─── Data for processing

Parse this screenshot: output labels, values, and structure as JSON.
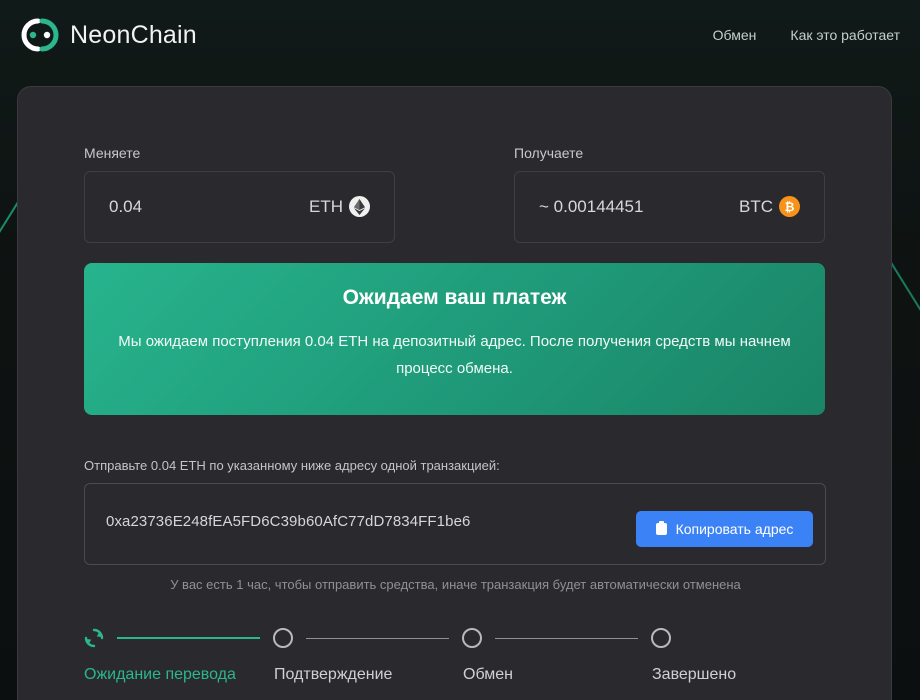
{
  "brand": {
    "name": "NeonChain",
    "logo_icon": "neonchain-logo-icon",
    "accent_color": "#2bb68b"
  },
  "nav": {
    "items": [
      {
        "label": "Обмен"
      },
      {
        "label": "Как это работает"
      }
    ]
  },
  "exchange": {
    "send": {
      "label": "Меняете",
      "amount": "0.04",
      "currency": "ETH",
      "icon": "eth-icon"
    },
    "receive": {
      "label": "Получаете",
      "amount": "~ 0.00144451",
      "currency": "BTC",
      "icon": "btc-icon"
    }
  },
  "status": {
    "title": "Ожидаем ваш платеж",
    "message": "Мы ожидаем поступления 0.04 ETH на депозитный адрес. После получения средств мы начнем процесс обмена."
  },
  "deposit": {
    "instruction": "Отправьте 0.04 ETH по указанному ниже адресу одной транзакцией:",
    "address": "0xa23736E248fEA5FD6C39b60AfC77dD7834FF1be6",
    "copy_label": "Копировать адрес",
    "timeout_note": "У вас есть 1 час, чтобы отправить средства, иначе транзакция будет автоматически отменена"
  },
  "progress": {
    "current_step": 1,
    "steps": [
      {
        "label": "Ожидание перевода"
      },
      {
        "label": "Подтверждение"
      },
      {
        "label": "Обмен"
      },
      {
        "label": "Завершено"
      }
    ]
  }
}
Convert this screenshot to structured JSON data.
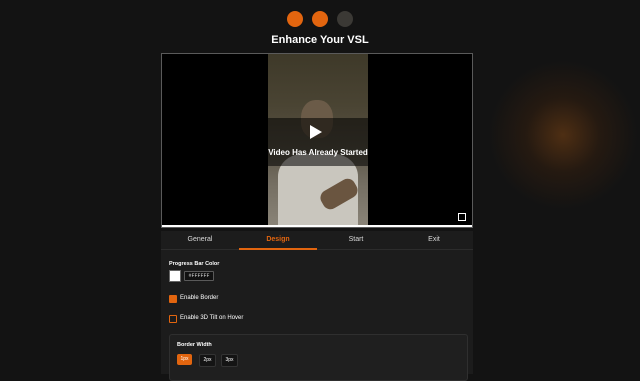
{
  "steps": [
    {
      "state": "active"
    },
    {
      "state": "active"
    },
    {
      "state": "inactive"
    }
  ],
  "page_title": "Enhance Your VSL",
  "video": {
    "overlay_text": "Video Has Already Started",
    "play_icon": "play-icon",
    "fullscreen_icon": "fullscreen-icon",
    "progress_color": "#FFFFFF"
  },
  "tabs": [
    {
      "label": "General",
      "active": false
    },
    {
      "label": "Design",
      "active": true
    },
    {
      "label": "Start",
      "active": false
    },
    {
      "label": "Exit",
      "active": false
    }
  ],
  "design": {
    "progress_bar_color_label": "Progress Bar Color",
    "progress_bar_color_value": "#FFFFFF",
    "enable_border_label": "Enable Border",
    "enable_border_checked": true,
    "enable_3d_tilt_label": "Enable 3D Tilt on Hover",
    "enable_3d_tilt_checked": false,
    "border_width_label": "Border Width",
    "border_width_options": [
      "1px",
      "2px",
      "3px"
    ],
    "border_width_selected": "1px"
  },
  "colors": {
    "accent": "#E2650F",
    "background": "#131313",
    "panel": "#1C1C1C"
  }
}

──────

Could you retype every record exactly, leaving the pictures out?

** Exercise response **
Parse this screenshot: output labels, values, and structure as JSON.
{
  "brand": {
    "name": "NeonChain",
    "logo_icon": "neonchain-logo-icon",
    "accent_color": "#2bb68b"
  },
  "nav": {
    "items": [
      {
        "label": "Обмен"
      },
      {
        "label": "Как это работает"
      }
    ]
  },
  "exchange": {
    "send": {
      "label": "Меняете",
      "amount": "0.04",
      "currency": "ETH",
      "icon": "eth-icon"
    },
    "receive": {
      "label": "Получаете",
      "amount": "~ 0.00144451",
      "currency": "BTC",
      "icon": "btc-icon"
    }
  },
  "status": {
    "title": "Ожидаем ваш платеж",
    "message": "Мы ожидаем поступления 0.04 ETH на депозитный адрес. После получения средств мы начнем процесс обмена."
  },
  "deposit": {
    "instruction": "Отправьте 0.04 ETH по указанному ниже адресу одной транзакцией:",
    "address": "0xa23736E248fEA5FD6C39b60AfC77dD7834FF1be6",
    "copy_label": "Копировать адрес",
    "timeout_note": "У вас есть 1 час, чтобы отправить средства, иначе транзакция будет автоматически отменена"
  },
  "progress": {
    "current_step": 1,
    "steps": [
      {
        "label": "Ожидание перевода"
      },
      {
        "label": "Подтверждение"
      },
      {
        "label": "Обмен"
      },
      {
        "label": "Завершено"
      }
    ]
  }
}
Convert this screenshot to structured JSON data.
{
  "steps": [
    {
      "state": "active"
    },
    {
      "state": "active"
    },
    {
      "state": "inactive"
    }
  ],
  "page_title": "Enhance Your VSL",
  "video": {
    "overlay_text": "Video Has Already Started",
    "play_icon": "play-icon",
    "fullscreen_icon": "fullscreen-icon",
    "progress_color": "#FFFFFF"
  },
  "tabs": [
    {
      "label": "General",
      "active": false
    },
    {
      "label": "Design",
      "active": true
    },
    {
      "label": "Start",
      "active": false
    },
    {
      "label": "Exit",
      "active": false
    }
  ],
  "design": {
    "progress_bar_color_label": "Progress Bar Color",
    "progress_bar_color_value": "#FFFFFF",
    "enable_border_label": "Enable Border",
    "enable_border_checked": true,
    "enable_3d_tilt_label": "Enable 3D Tilt on Hover",
    "enable_3d_tilt_checked": false,
    "border_width_label": "Border Width",
    "border_width_options": [
      "1px",
      "2px",
      "3px"
    ],
    "border_width_selected": "1px"
  },
  "colors": {
    "accent": "#E2650F",
    "background": "#131313",
    "panel": "#1C1C1C"
  }
}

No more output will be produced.